Describe a moment when you have felt powerful.
My advocacy with breast cancer awareness is 25 years old and it's a simple message. It's called Buddy Check 9. As a buddy, I'm saying, let's shout it out. Let's talk about this. Let people know that cancer is not going to make us afraid, so the Buddy Check 9 message has been a call your buddy, support your buddy, remind them to do breast self exams, remind them to do their annual mammograms, make sure they go for that clinical exam by a doctor. Now we know genetics plays a role, so if they have a high risk factor in their family, seek genetic counseling and call that buddy on the ninth of the month.
I'll never forget the first card that I received from a woman who said you saved my life, and she said, I started feeling in the area of the breast and I felt alone. She went to the doctor and it was a cancerous lump. But she said it was stage 0, so she had excised and went on about her life. I had another woman, a nurse, and she was on a shift where she could watch me at 12:00 noon. She felt a lump. In her case, it was a little bit more aggressive. It was a stage 2 cancer and she told me, you saved my life. Most people don't get to save anybody's life in their lifetime. The power that comes from that was that she took my message, saved her own life, and then spread that message, which is what Buddy Check is all about. Spreading the word, having more buddies, getting women aware of their bodies so that they can be the first to know when something's wrong and the advocate for themselves.

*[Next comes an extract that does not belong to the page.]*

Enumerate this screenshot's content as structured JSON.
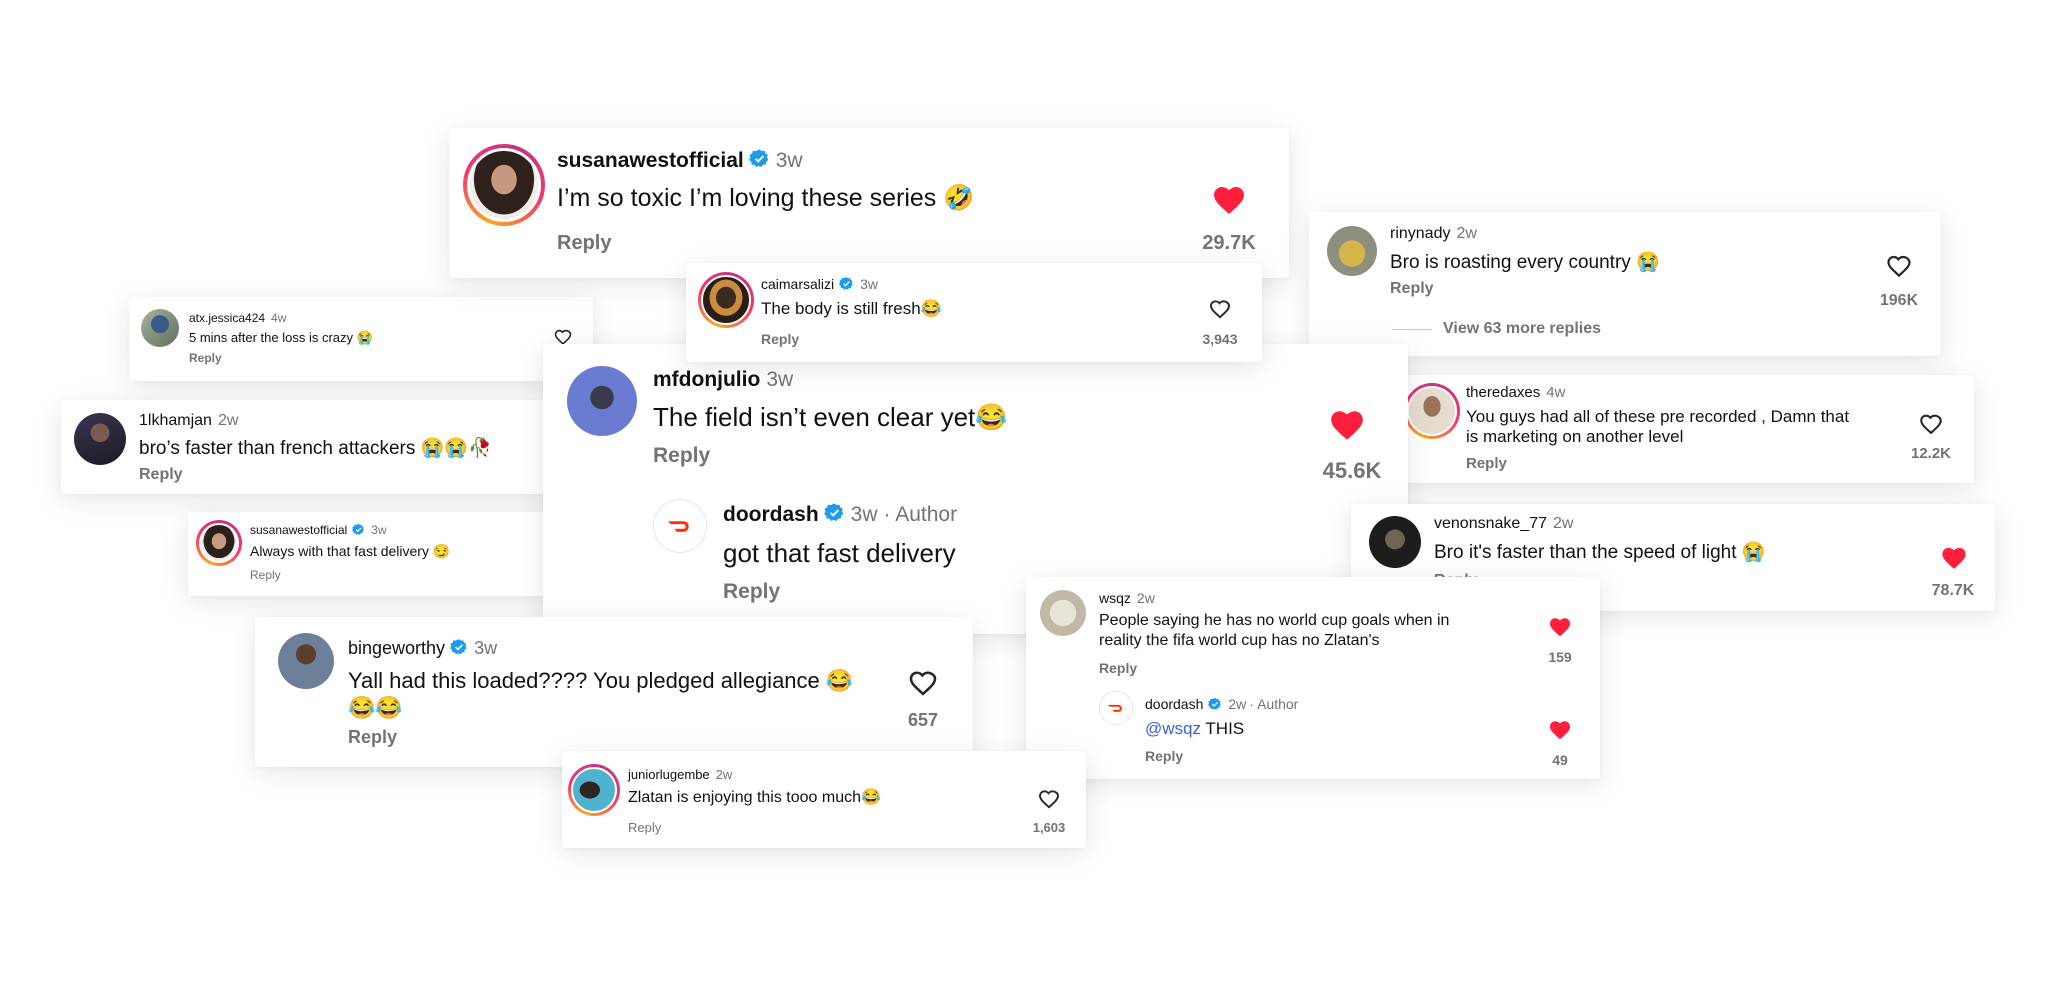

I think the women that I'm working with now telling their stories, they are inspiring to see how they respond to a dire diagnosis. The women that I've interviewed who knew that they had terminal cancer, that they weren't gonna make it. I can't tell you how I'm the one with tears in my eyes talking to them about their situation, knowing how it probably is going to end. They inspire me. They keep me going.
Do you still love being a news broadcaster - something you said you never wanted to do?

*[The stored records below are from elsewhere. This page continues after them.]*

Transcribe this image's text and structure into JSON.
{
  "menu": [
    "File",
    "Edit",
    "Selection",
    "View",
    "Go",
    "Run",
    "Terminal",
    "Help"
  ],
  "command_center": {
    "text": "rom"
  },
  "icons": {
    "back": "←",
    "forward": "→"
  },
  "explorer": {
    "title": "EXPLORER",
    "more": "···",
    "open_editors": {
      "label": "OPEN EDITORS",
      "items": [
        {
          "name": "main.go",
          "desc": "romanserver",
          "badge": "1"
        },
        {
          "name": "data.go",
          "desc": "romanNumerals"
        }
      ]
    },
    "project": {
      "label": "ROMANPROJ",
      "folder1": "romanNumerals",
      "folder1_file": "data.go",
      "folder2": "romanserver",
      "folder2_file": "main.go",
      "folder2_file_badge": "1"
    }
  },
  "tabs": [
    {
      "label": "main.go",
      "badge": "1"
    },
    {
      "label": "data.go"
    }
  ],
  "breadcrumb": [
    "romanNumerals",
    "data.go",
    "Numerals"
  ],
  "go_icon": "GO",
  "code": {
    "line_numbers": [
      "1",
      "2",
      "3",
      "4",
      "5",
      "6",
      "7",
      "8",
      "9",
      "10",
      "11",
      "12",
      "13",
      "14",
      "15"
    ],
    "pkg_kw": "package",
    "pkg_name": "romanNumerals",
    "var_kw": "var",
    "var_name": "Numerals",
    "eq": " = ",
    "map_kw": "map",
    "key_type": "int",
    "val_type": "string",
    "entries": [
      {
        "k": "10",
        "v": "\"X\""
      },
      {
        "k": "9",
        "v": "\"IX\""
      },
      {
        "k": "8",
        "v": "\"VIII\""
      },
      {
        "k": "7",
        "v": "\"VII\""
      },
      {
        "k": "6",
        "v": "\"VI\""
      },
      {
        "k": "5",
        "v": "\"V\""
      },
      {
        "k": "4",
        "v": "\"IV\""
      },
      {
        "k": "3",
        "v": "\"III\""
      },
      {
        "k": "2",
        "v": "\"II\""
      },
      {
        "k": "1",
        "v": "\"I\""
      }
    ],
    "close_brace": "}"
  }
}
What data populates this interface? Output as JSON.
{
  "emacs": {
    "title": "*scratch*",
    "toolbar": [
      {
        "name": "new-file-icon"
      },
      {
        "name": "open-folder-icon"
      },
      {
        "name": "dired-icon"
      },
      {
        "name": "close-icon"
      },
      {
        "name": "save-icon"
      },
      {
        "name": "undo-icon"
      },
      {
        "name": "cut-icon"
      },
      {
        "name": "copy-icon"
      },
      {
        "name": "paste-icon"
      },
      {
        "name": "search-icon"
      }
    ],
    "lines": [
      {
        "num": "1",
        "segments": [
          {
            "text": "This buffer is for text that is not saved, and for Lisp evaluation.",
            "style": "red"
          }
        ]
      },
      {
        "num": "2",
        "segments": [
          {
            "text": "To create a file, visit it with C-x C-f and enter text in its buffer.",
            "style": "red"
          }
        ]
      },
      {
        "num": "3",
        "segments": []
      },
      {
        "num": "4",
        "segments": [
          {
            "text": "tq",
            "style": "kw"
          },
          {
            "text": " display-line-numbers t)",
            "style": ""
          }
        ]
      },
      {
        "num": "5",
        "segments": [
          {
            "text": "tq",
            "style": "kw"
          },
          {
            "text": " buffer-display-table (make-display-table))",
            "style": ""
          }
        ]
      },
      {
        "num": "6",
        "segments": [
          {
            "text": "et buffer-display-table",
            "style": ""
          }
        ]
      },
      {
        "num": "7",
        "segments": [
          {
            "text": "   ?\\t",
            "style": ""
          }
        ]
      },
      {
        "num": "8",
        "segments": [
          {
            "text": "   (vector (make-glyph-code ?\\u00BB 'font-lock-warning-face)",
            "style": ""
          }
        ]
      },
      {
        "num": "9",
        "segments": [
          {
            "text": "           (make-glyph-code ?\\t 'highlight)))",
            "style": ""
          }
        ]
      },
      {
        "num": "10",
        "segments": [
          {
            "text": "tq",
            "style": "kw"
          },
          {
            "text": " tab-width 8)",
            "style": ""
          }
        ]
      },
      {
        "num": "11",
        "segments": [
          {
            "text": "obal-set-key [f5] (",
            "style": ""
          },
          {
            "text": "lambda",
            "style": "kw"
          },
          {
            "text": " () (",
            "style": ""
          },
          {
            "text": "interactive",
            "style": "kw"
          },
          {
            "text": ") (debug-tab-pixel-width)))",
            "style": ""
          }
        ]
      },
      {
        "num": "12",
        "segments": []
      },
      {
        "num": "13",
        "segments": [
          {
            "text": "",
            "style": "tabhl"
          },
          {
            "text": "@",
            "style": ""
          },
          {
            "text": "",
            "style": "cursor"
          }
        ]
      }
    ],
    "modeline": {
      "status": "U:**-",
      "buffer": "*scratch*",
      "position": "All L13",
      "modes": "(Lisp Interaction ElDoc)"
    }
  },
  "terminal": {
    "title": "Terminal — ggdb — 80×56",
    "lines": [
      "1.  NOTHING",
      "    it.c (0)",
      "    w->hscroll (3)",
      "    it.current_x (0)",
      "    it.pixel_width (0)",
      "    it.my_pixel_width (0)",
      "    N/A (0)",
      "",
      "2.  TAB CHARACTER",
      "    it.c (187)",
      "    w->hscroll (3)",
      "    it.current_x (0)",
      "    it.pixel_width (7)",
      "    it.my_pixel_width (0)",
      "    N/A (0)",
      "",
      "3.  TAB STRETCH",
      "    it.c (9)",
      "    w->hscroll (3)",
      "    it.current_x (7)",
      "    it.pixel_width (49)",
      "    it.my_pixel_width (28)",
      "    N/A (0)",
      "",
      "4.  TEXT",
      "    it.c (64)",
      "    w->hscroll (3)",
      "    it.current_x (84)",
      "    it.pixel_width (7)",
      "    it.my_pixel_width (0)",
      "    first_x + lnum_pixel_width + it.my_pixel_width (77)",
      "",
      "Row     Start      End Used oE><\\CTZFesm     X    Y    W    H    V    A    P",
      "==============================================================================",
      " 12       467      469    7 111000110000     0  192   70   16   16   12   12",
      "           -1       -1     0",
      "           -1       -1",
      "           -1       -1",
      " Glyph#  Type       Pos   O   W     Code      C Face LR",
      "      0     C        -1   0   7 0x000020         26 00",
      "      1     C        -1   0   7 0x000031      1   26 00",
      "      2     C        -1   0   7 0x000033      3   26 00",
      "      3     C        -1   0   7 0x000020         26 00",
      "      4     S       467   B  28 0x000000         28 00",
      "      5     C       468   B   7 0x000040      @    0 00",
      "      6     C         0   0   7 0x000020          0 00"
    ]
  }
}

You know why I can say I love broadcasting even though it was something I never wanted to do. Remember my path started in education and 45 years later, my path still keeps me on the road as an educator, so broadcasting is something where you tell people something they should know, need to know, want to know. And as a teacher you want to impart information to your students. You want to help them figure it out, follow their path, find their own answers and I'm still doing that. So I can say I still love journalism. I still love broadcasting because I'm doing what I was trained to do and I was trained as an educator.
Finish this sentence - "I most look forward to..."

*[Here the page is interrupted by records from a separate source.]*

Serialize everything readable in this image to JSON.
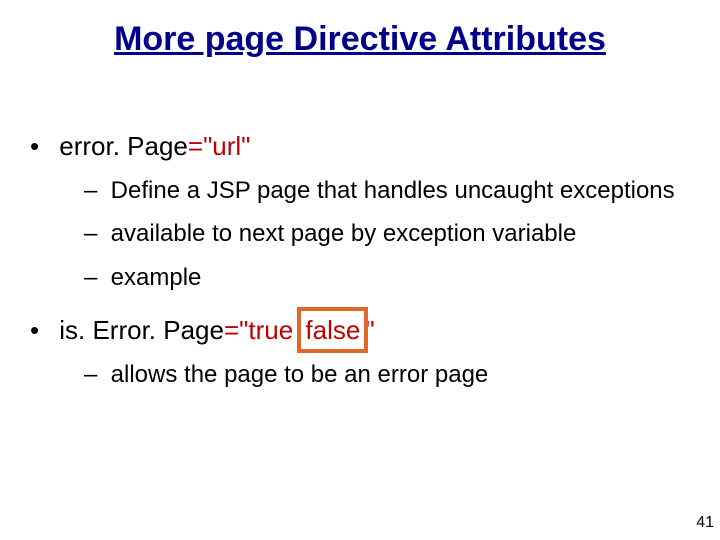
{
  "title": "More page Directive Attributes",
  "items": {
    "p1": {
      "attr": "error. Page",
      "eq": "=",
      "val": "\"url\"",
      "sub1": "Define a JSP page that handles uncaught exceptions",
      "sub2": "available to next page by exception variable",
      "sub3": "example"
    },
    "p2": {
      "attr": "is. Error. Page",
      "eq": "=",
      "val_open": "\"true ",
      "val_emph": "false",
      "val_close": "\"",
      "sub1": "allows the page to be an error page"
    }
  },
  "page_number": "41",
  "colors": {
    "title": "#00008b",
    "accent_red": "#c00000",
    "box_border": "#e0692a"
  }
}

I most look forward to turning off the alarm clock and not having to worry about getting up to go to the job for any particular time. I was getting up at 1:45 AM for 16 years straight. I will be happy to turn off that alarm clock and hopefully work my body into getting up in a more normal hour. But I hope to continue as an educator. I will still have a message to tell. People will still need to know what to do to take charge of their health, whether it's regular health or breast health, and I want to be able to mentor other women. I think that's important. If someone wants to talk, wants to go out and have coffee, wants to go out and have lunch, I want to be able to say yes, I'd like to do that. Sit down and hear what their concerns are and share a little bit of what I've gone through. So mentor again, educator, that's what I'd like to do.